3 Important Disclosures for SoFi.
4 Important Disclosures for LendKey.
Refinancing via LendKey.com is only available for applicants with qualified private education loans from an eligible institution. Loans that were used for exam preparation classes, including, but not limited to, loans for LSAT, MCAT, GMAT, and GRE preparation, are not eligible for refinancing with a lender via LendKey.com. If you currently have any of these exam preparation loans, you should not include them in an application to refinance your student loans on this website. Applicants must be either U.S. citizens or Permanent Residents in an eligible state to qualify for a loan. Certain membership requirements (including the opening of a share account and any applicable association fees in connection with membership) may apply in the event that an applicant wishes to accept a loan offer from a credit union lender. Lenders participating on LendKey.com reserve the right to modify or discontinue the products, terms, and benefits offered on this website at any time without notice. LendKey Technologies, Inc. is not affiliated with, nor does it endorse, any educational institution.
5 Important Disclosures for CommonBond.
Offered terms are subject to change. Loans are offered by CommonBond Lending, LLC (NMLS # 1175900). If you are approved for a loan, the interest rate offered will depend on your credit profile, your application, the loan term selected and will be within the ranges of rates shown.
All Annual Percentage Rates (APRs) displayed assume borrowers enroll in auto pay and account for the 0.25% reduction in interest rate. All variable rates are based on a 1-month LIBOR assumption of 2.28% effective October 10, 2018.
6 Important Disclosures for Citizens Bank.
Citizens Bank Disclosures
|2.47% – 6.99%3||Undergrad & Graduate|
|2.57% – 6.97%1||Undergrad & Graduate|

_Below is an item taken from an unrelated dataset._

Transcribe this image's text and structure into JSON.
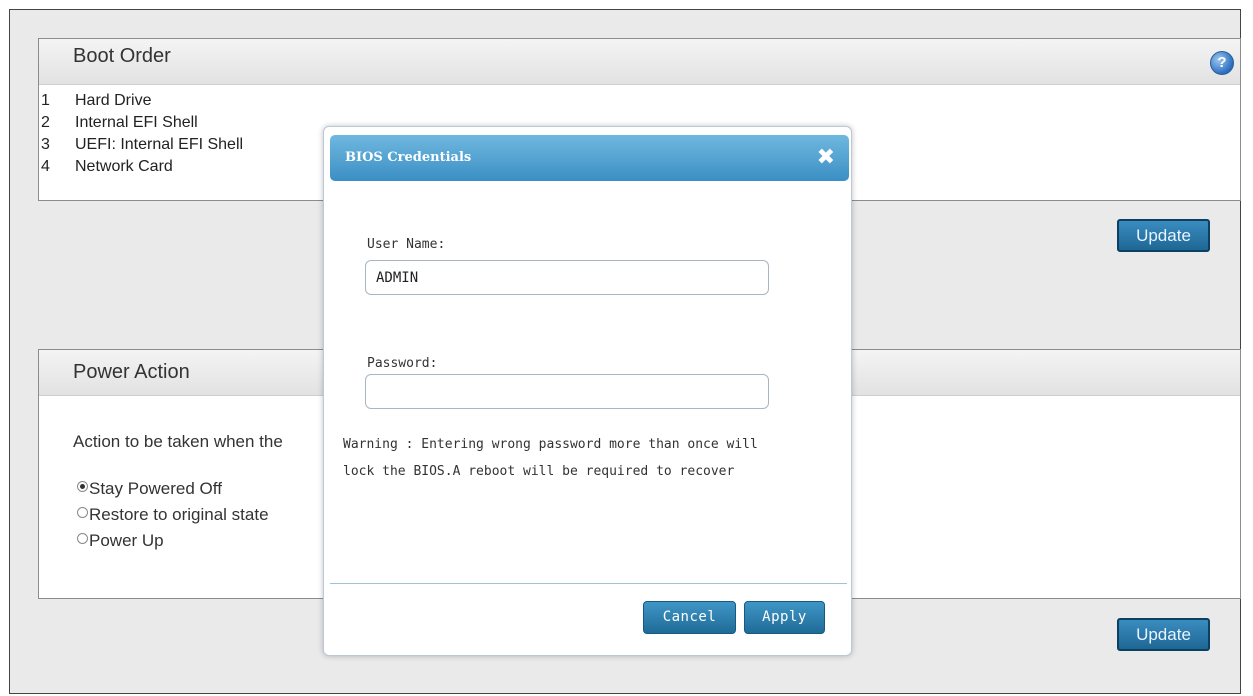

|2.51% – 8.09%4||Undergrad & Graduate|
|3.02% – 6.44%2||Undergrad & Graduate|
|2.50% – 7.24%5||Undergrad & Graduate|
|2.79% – 8.39%6||Undergrad & Graduate|